Web page and app entries:

━━━━━━━━━━━━━━━━━━━━━━━━━━━━━━

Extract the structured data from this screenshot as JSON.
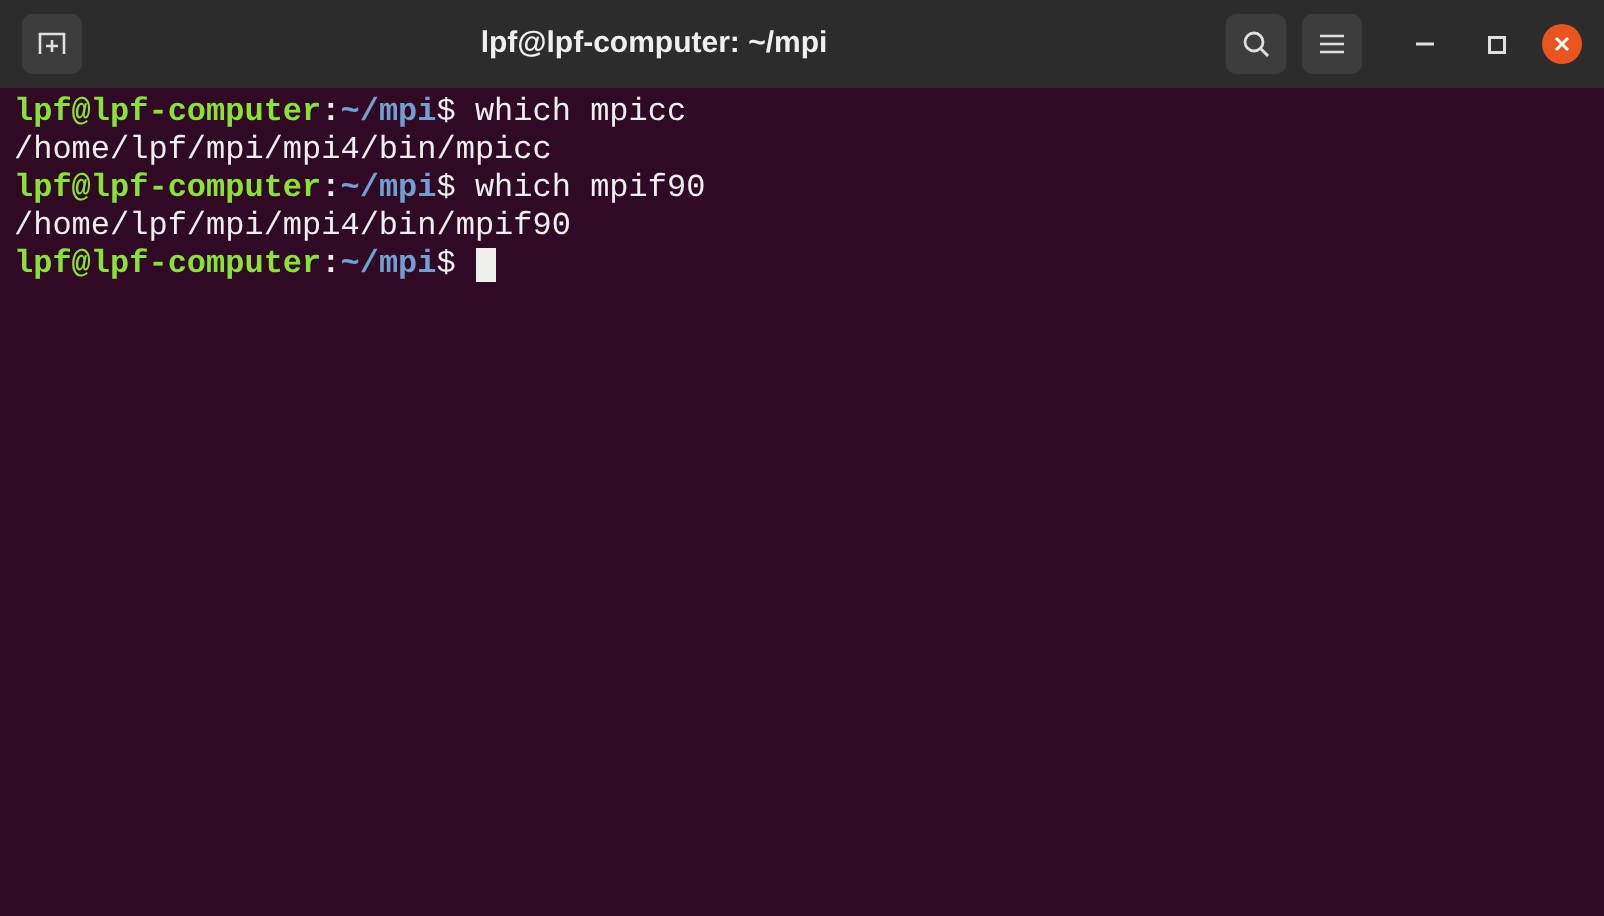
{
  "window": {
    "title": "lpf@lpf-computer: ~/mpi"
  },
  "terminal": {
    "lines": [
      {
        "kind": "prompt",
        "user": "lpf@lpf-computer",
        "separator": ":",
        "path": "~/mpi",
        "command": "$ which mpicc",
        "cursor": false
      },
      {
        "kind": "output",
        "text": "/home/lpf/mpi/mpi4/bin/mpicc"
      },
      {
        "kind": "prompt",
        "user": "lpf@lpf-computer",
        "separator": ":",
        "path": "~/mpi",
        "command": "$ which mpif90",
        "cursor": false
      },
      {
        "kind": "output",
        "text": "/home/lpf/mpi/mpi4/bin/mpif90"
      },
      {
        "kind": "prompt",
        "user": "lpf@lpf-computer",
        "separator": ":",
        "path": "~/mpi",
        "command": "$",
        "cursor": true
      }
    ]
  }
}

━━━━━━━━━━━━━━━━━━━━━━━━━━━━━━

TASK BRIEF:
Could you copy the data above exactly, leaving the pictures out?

EXERCISE SOLUTION:
Extract the structured data from this screenshot as JSON.
{
  "window": {
    "title": "lpf@lpf-computer: ~/mpi"
  },
  "terminal": {
    "lines": [
      {
        "kind": "prompt",
        "user": "lpf@lpf-computer",
        "separator": ":",
        "path": "~/mpi",
        "command": "$ which mpicc",
        "cursor": false
      },
      {
        "kind": "output",
        "text": "/home/lpf/mpi/mpi4/bin/mpicc"
      },
      {
        "kind": "prompt",
        "user": "lpf@lpf-computer",
        "separator": ":",
        "path": "~/mpi",
        "command": "$ which mpif90",
        "cursor": false
      },
      {
        "kind": "output",
        "text": "/home/lpf/mpi/mpi4/bin/mpif90"
      },
      {
        "kind": "prompt",
        "user": "lpf@lpf-computer",
        "separator": ":",
        "path": "~/mpi",
        "command": "$",
        "cursor": true
      }
    ]
  }
}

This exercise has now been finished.